The woman filing the $54 million suit against Best Buy seems to have a legitimate argument against the chain. I agree with the customer that Best Buy should have treated her better. Being given the runaround is a terrible way to do business, and she certainly should be compensated, and for more then the original $2,100 settlement offer the customer requested.
With that said, Seagate, Western Digital and Toshiba should make this case their poster child for selling their external storage products.
This is because while making her case against Best Buy, what she really did was prove her own culpability. By saying she lost all her personal and financial data on the laptop when Best Buy misplaced it, thus leaving herself open to identity theft, she proved her own irresponsibility.
While I hate to blame the victim, her actions that led to this loss make this case almost as frivolous as the one concerning the person who won millions from McDonalds for serving her hot coffee and then blaming the restaurant when she spilled it on her own lap.
In the Best Buy case the woman said she traveled the world with all her personal info stored on the laptop. I suppose she did so simply because she could. Prior to the digitization of personal data, it was physically impossible to wander about the world with your tax returns, banking records and thousands of photos and CDs on your person. But just because you can does not mean you should.
What makes this woman, again to me, even more responsible for creating this situation is how simple it is to back up your data so it can be kept in a safe location. You lock your front door when you leave your house, you lock you car at the mall and you leave your important data at home. Today, anyone capable of operating a laptop should understand the danger of storing vital records on a device that leaves their home, as well, as the value of having an external hard drive or burning the data to CD or DVD.

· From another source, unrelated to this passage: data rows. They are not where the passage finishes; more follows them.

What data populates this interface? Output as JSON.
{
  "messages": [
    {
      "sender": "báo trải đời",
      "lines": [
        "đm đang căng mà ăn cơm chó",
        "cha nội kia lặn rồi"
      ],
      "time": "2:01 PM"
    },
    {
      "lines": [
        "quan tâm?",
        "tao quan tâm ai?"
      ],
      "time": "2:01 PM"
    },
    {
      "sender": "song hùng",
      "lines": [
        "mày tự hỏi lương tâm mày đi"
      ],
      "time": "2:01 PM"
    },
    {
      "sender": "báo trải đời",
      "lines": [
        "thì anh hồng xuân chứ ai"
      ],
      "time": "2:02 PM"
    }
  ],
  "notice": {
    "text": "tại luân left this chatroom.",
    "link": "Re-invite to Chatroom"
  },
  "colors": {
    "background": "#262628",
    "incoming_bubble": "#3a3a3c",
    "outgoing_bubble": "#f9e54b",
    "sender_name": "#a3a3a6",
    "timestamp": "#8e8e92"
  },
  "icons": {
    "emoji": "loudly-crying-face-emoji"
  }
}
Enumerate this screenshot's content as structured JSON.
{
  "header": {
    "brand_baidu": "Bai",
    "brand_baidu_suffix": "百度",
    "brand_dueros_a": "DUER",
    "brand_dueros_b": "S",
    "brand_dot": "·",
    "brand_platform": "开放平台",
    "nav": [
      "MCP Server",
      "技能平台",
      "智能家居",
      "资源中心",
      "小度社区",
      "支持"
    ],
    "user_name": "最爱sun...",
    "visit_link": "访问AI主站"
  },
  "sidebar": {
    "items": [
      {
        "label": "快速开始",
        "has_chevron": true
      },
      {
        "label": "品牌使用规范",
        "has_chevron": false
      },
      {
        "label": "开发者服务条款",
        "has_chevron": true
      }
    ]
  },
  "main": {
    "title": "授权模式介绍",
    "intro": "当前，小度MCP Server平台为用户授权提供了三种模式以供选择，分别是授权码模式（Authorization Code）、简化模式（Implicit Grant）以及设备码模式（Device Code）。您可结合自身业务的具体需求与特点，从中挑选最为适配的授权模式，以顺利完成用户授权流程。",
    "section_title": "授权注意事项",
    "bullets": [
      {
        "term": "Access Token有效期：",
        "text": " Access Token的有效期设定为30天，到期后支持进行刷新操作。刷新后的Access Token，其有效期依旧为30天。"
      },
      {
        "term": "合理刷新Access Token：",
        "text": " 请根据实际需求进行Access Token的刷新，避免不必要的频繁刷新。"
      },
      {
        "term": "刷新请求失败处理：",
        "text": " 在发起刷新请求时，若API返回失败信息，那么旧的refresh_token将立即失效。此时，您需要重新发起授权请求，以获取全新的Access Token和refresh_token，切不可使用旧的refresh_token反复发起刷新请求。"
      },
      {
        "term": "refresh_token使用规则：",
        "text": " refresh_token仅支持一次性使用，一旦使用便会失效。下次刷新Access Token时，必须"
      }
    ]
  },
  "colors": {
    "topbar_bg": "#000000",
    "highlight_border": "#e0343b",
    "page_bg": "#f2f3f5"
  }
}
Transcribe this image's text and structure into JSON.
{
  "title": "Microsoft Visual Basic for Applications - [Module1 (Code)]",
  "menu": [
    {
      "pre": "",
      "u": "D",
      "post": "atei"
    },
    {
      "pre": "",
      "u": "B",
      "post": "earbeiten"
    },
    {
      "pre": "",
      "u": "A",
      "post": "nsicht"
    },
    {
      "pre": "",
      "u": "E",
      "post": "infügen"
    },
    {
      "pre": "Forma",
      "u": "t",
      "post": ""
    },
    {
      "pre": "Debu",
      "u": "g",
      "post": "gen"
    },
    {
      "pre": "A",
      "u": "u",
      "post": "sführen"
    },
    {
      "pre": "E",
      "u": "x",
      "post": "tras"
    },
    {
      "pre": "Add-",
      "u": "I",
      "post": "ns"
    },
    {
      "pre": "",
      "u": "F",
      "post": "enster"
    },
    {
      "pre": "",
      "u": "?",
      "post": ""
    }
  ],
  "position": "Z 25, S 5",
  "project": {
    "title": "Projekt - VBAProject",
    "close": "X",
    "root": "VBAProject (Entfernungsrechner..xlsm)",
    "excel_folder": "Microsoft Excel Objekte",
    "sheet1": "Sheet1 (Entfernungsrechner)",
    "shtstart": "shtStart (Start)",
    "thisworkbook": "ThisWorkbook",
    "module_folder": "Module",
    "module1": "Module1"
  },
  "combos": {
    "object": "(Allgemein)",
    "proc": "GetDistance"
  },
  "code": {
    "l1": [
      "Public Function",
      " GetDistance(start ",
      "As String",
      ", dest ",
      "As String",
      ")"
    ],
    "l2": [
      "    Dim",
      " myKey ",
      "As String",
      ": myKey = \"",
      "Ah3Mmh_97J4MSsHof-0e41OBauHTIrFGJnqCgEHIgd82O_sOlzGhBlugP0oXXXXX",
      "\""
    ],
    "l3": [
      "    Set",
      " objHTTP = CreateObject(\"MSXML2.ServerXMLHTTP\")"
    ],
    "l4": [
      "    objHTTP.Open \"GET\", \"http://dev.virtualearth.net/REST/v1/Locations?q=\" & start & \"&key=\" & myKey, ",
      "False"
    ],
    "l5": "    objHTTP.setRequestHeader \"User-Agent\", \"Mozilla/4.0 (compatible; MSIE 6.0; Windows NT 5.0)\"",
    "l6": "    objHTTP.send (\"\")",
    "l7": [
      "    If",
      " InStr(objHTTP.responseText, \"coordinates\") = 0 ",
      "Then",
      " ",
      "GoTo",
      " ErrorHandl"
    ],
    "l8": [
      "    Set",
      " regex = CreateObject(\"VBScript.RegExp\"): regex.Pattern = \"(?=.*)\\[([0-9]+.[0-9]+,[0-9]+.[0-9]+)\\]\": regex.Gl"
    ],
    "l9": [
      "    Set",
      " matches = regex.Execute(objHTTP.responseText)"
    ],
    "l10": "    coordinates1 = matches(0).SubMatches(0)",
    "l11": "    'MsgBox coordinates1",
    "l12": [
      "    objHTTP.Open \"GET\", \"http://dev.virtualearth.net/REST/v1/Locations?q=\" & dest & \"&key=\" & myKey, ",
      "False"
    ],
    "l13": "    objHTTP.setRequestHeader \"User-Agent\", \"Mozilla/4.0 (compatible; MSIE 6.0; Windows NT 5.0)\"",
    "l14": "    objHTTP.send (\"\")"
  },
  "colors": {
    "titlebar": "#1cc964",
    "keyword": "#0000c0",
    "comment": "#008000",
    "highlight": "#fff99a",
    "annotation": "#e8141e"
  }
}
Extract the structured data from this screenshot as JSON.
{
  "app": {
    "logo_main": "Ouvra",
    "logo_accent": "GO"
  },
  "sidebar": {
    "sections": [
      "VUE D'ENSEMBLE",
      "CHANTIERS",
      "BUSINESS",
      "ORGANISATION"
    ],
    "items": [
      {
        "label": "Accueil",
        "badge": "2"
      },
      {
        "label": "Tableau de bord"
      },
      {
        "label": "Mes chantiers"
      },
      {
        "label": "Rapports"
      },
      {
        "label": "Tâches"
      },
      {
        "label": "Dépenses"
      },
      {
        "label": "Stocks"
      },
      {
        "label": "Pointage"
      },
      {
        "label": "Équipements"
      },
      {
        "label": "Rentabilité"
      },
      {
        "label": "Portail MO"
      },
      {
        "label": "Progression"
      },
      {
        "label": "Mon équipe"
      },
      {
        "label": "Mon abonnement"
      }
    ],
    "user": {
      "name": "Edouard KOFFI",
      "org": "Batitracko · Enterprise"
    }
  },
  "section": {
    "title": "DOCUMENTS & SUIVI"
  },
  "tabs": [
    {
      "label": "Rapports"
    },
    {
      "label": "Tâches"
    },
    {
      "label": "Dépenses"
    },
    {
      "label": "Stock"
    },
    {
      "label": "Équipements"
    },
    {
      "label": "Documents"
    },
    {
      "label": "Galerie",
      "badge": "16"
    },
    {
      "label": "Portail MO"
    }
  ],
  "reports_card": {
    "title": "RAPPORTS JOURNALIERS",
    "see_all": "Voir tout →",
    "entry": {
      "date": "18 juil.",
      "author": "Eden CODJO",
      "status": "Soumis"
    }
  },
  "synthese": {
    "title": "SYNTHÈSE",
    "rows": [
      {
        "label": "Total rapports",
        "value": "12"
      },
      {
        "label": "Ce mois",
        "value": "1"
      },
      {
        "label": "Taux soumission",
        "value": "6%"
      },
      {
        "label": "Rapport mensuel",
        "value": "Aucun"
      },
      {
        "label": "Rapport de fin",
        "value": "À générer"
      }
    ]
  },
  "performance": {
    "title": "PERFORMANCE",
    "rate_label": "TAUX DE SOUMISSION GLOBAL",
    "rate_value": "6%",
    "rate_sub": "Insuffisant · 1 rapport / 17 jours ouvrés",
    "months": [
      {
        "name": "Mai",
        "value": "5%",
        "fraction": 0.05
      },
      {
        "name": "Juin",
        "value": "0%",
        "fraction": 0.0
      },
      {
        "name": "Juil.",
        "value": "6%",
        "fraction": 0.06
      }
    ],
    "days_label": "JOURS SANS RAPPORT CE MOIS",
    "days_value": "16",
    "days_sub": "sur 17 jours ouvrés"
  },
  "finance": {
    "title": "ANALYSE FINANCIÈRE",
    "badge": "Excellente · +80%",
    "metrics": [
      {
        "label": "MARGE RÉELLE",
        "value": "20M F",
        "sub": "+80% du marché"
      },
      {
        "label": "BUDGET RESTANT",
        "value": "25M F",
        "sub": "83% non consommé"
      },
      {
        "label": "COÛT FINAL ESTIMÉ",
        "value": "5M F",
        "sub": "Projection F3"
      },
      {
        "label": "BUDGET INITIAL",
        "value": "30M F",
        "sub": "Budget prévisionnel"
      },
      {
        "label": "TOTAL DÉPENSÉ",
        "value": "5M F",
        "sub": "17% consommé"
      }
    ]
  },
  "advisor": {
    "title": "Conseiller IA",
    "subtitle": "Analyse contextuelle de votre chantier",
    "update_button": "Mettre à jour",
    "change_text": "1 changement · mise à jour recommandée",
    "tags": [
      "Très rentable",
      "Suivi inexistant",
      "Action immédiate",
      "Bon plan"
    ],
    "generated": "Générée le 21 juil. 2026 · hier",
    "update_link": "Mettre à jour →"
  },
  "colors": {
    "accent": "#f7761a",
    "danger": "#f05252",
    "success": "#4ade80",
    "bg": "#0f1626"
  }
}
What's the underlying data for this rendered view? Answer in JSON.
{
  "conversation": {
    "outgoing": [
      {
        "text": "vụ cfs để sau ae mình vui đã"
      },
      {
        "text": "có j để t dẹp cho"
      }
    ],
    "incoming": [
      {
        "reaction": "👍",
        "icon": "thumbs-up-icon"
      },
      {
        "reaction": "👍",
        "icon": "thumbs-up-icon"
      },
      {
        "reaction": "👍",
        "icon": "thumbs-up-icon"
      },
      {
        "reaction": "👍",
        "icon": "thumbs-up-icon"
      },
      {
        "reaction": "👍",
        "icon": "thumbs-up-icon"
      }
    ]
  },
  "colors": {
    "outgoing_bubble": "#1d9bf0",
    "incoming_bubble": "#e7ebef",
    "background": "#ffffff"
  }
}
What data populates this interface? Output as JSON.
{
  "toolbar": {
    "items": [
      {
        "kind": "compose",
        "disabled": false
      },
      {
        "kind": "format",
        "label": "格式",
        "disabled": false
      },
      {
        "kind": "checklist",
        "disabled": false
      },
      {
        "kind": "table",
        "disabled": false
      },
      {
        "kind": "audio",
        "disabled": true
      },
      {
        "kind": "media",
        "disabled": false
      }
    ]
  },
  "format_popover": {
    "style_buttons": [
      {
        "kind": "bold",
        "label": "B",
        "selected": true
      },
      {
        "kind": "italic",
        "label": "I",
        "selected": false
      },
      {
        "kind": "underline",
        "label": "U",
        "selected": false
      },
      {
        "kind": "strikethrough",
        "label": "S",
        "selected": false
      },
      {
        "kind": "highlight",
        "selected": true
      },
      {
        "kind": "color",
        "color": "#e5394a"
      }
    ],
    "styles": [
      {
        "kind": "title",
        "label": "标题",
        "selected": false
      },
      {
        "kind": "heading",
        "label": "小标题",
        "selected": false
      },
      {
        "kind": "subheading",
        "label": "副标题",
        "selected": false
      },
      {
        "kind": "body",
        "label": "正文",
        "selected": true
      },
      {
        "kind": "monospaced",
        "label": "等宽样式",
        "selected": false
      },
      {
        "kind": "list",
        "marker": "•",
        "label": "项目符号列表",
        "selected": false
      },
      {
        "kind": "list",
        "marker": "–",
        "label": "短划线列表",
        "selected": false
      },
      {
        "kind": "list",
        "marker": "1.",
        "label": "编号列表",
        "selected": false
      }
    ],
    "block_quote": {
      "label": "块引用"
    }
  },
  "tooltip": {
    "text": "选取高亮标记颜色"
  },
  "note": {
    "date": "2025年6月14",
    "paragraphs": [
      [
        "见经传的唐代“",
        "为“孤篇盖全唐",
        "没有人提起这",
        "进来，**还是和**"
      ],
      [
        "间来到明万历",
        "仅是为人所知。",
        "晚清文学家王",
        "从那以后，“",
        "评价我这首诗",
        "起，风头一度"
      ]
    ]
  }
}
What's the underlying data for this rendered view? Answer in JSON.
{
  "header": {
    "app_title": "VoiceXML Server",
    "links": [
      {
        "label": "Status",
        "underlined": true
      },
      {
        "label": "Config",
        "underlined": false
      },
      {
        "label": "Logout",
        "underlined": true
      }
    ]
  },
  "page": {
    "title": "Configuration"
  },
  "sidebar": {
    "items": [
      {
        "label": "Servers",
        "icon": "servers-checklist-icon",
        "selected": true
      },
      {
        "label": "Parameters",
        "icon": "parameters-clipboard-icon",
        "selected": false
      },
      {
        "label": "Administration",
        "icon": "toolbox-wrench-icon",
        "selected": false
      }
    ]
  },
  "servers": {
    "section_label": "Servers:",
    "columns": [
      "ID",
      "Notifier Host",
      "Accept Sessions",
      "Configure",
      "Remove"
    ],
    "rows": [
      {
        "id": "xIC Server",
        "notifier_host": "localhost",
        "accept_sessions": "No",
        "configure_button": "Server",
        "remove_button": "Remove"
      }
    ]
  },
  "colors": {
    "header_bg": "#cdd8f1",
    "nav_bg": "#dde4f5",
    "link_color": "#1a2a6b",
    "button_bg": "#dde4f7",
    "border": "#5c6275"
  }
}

I do hope this customer gets some compensation for her lost property and that the case leads to better customer service at Best Buy, but it should also be a warning to the general public to be aware of where they store their data.